The Importance of Humus Soil for Plant Fertility

Humus soil promotes plant growth in a number of ways. First, it provides most of the nutrients plants need along with trace amounts of metals and minerals. Secondly, humus contains a range of microorganisms that break down plant waste and help roots absorb nutrients from the soil. Humus can be used as an additive to other types of soils or as the primary soil used for potted plants or rooting beds.

What is Humus Soil?

Humus is the ultimate organic soil. It is made up almost entirely of decomposed plants and other organic materials. Because of the high ratio of organic compounds, humus is also rich in microorganisms, some of which helping in the decomposition and others offering benefits such as aiding plants in absorbing nutrients or combating pathogens in the soil. Humus provides the catalyst that causes plant growth to spike.

Adding Humus to Clay Soil

Clay soil is high in minerals and metals but tends to be low in plant matter and other organic compounds.
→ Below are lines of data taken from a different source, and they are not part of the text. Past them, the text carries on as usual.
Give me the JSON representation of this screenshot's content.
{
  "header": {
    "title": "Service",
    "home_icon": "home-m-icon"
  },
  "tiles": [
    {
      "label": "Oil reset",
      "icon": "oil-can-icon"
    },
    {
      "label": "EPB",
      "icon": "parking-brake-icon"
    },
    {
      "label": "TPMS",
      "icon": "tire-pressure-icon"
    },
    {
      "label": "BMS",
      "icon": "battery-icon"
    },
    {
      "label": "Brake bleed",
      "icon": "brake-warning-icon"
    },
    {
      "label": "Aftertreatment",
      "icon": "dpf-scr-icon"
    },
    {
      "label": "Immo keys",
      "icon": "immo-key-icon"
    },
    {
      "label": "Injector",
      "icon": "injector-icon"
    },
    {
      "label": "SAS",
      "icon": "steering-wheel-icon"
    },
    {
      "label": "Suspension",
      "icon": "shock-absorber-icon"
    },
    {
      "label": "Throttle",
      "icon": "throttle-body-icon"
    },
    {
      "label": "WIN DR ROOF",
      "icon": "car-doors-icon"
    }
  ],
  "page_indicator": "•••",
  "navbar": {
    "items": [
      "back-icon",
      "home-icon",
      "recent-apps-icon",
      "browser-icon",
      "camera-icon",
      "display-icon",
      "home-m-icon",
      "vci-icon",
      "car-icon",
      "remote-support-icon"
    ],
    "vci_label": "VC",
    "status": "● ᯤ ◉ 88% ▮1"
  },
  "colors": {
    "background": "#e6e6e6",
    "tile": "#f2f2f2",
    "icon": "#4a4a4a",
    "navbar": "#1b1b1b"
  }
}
Adding humus to clay soil brings it into a more viable balance and reduces the density of the soil by separating clay particles and allowing air and water to permeate the soil. To reduce the density of clay soils even further, add sand into the mixture.

Adding Humus to Sandy Soil

Sand is the opposite extreme and has a difficult time retaining nutrients. The large-grained nature of sand allows water to wash through, taking nutrients and minerals away from plant's roots. Blending humus can replace lost nutrients, but you may also want to add a bit of clay to increase the soil's ability to retain moisture. Sandy soils are the least suitable of all soil types, often requiring conditioning before humus can be used.

Using Humus For Potting Soil

For planters and flower pots, humus makes a great potting soil. It is rich in nutrients and is generally a light, fluffy texture, ideal for use in confined spaces. Be sure to check the acidity of the soil to make sure the pH level is between 6.2 and 6.8, or adjust it as needed. Adding lime will reduce the soil acidity and watering with a mixture of 1 part ammonia to 4 parts water will increase the acidity.

Humus is Great for Rooting Beds

Organic soils are ideal for cuttings. The living things within the soil help plants absorb vital nutrients, and that means cuttings must be able to survive long enough to establish new root growth. Additionally, the loose texture of humus will enable transplanting after the roots have been established without damaging them all over again.

Creating Humus at Home

A compost heap is a very good way to generate humus material at home. Coffee grounds, tea leaves and other kitchen waste are mixed up regularly to promote decomposition. Even moldy bread and vegetable cores can be used, and pulled weeds or grass cuttings can be added. Occasionally, add 1 cubic foot of sand or clay to the mixture and the result is ready-to-use soil that is suitable for plants of all types.